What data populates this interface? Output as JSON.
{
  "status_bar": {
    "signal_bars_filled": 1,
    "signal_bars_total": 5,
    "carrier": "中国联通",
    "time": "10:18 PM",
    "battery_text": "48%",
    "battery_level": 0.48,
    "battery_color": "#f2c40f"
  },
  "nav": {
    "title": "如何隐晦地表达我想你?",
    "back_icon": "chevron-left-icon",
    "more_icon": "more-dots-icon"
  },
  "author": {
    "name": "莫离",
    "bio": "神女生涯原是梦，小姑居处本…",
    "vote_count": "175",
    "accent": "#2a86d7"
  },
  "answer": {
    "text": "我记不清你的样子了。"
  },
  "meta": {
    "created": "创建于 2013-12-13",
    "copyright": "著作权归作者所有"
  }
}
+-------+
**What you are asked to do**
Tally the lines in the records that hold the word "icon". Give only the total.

**Reply to the task**
2